I am sorry to say that this is the author's first book to read Diana Çuli but I'm glad I discovered it. As the saying goes in these cases; better late than never.
What begins as an internal investigation into the murder of the Secretary General of the Council of Ministers, Dilaver Gashi, as well as the premier's right arm, leads the protagonist Beti Duka to take a road that is not easy in the streets of the Balkans.
Beti Duka is hired by Albanian Prime Minister Eva Starova as a culture adviser for all to see, but she will have to carry out an internal investigation very discreetly after the death of the official of her cabinet does not convince her, given the circumstances. Even if the legal expert shows nothing suspicious, the premier and Beti begin to investigate and observe any staff member who may be involved in the affair.

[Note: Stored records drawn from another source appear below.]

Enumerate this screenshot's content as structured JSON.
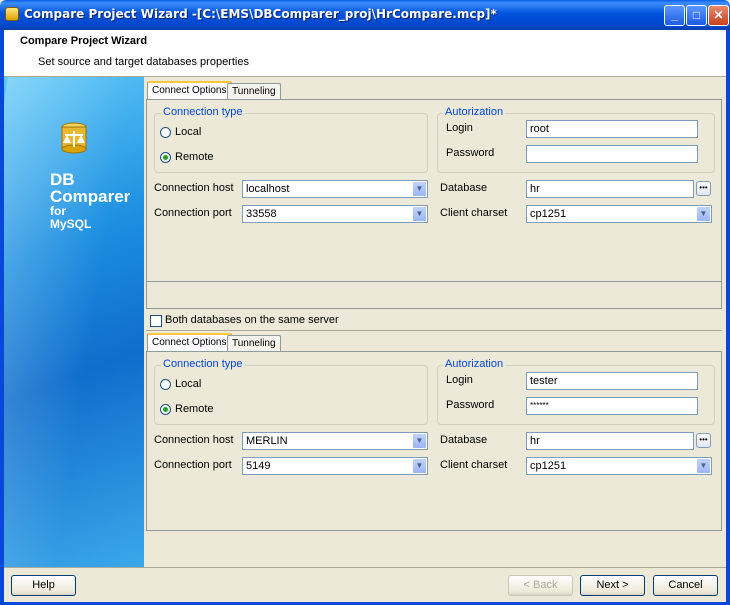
{
  "window": {
    "title": "Compare Project Wizard -[C:\\EMS\\DBComparer_proj\\HrCompare.mcp]*",
    "minimize": "_",
    "maximize": "□",
    "close": "✕"
  },
  "header": {
    "title": "Compare Project Wizard",
    "subtitle": "Set source and target databases properties"
  },
  "side": {
    "brand_line1": "DB",
    "brand_line2": "Comparer",
    "brand_line3": "for",
    "brand_line4": "MySQL"
  },
  "source": {
    "tabs": [
      "Connect Options",
      "Tunneling"
    ],
    "connection_type_legend": "Connection type",
    "local_label": "Local",
    "remote_label": "Remote",
    "selected": "Remote",
    "authorization_legend": "Autorization",
    "login_label": "Login",
    "login_value": "root",
    "password_label": "Password",
    "password_value": "",
    "host_label": "Connection host",
    "host_value": "localhost",
    "port_label": "Connection port",
    "port_value": "33558",
    "database_label": "Database",
    "database_value": "hr",
    "charset_label": "Client charset",
    "charset_value": "cp1251"
  },
  "same_server_label": "Both databases on the same server",
  "same_server_checked": false,
  "target": {
    "tabs": [
      "Connect Options",
      "Tunneling"
    ],
    "connection_type_legend": "Connection type",
    "local_label": "Local",
    "remote_label": "Remote",
    "selected": "Remote",
    "authorization_legend": "Autorization",
    "login_label": "Login",
    "login_value": "tester",
    "password_label": "Password",
    "password_value": "******",
    "host_label": "Connection host",
    "host_value": "MERLIN",
    "port_label": "Connection port",
    "port_value": "5149",
    "database_label": "Database",
    "database_value": "hr",
    "charset_label": "Client charset",
    "charset_value": "cp1251"
  },
  "footer": {
    "help": "Help",
    "back": "< Back",
    "next": "Next >",
    "cancel": "Cancel"
  },
  "colors": {
    "titlebar": "#0052de",
    "accent_legend": "#0046d5",
    "radio_selected": "#21a121"
  },
  "icons": [
    "app-icon",
    "database-scales-icon",
    "chevron-down-icon",
    "ellipsis-icon"
  ]
}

To make things even more interesting, Beti will be involved in a UNESCO project and will have to go around the Balkans together with his colleagues, suspected of murder, starting from Greece, Turkey, Kosovo, Bulgaria and ending in Albania.
Thus began an ordeal of misfortunes that accompanies Beti in every mission in the Balkan countries where his life is often put at risk. It seems that the author of the book knows these countries, the ways and the culture very well, since she tells the story with details and bright colors that keep you awake for hours and encourage you to read the next page and the next page ... and so on on the last page. The matter becomes interesting when the characters and their stories come to weave together like a big family.

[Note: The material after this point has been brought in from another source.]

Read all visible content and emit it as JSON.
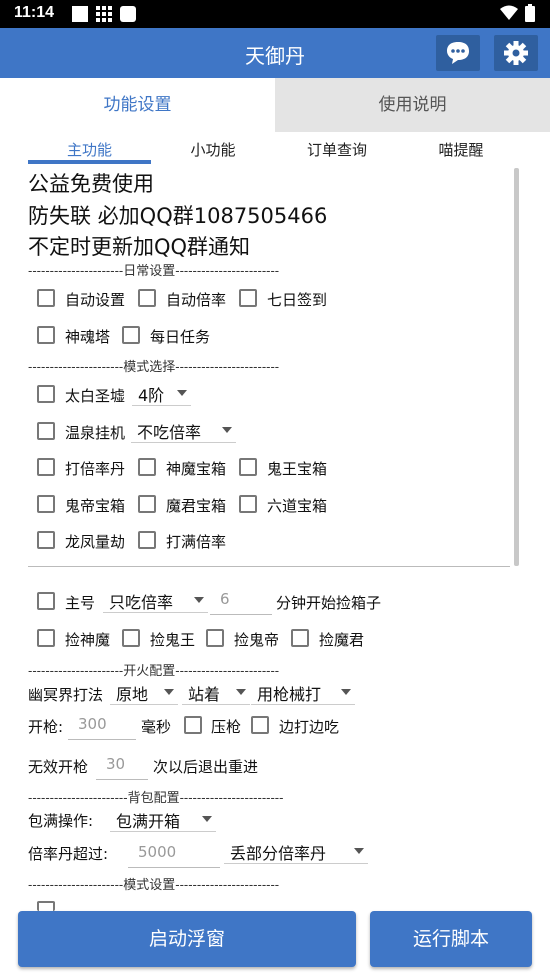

That in the end it is precisely this large family called the Balkans who all struggle and try to raise it according to their ideology.
The ideologies are not very different, who would like to protect the Balkans from the rest of Europe and who would like to protect from organizations that hinder the natural flow of history. At first glance they seem different from each other but often recall the ideologies of the dictatorship where with great conviction one believed and worked in the focus of a better and radiant future, and whoever did not understand or oppose him, was done away with by any means.
Beti Duka together with his brother Genti, as well as a private and important investigator in all investigations, in addition to the search for the real culprit in the Dilaver Gashi case, are also looking for a missing and important piece of the puzzle; the parents disappeared during the year 1990.
The plot is well constructed and Diana doesn't just tell the story but often changes the narrator as well, going from third to first person, thus giving an additional touch that involves you deeply in the story. The characters are described in such a lively way that I often imagined them alive and looked for their face in the streets of Tirana. I was fascinated by the author's choice in choosing a woman as Albania's premier. It will be that we secretly share the same desire for the future of Albania, hoping that it will bring the difference that this country needs.
Needless to say, the offender turns out to be the least suspicious when reading. There are conflicts of interest, people who act for different reasons in a way that you would suspect is the murderer or accomplice. Diana does not forget to involve the protagonist also in a love story, realizing the character of Beti also as a woman and not only as a Wonder woman on a secret mission.
Follow Albania News on Google News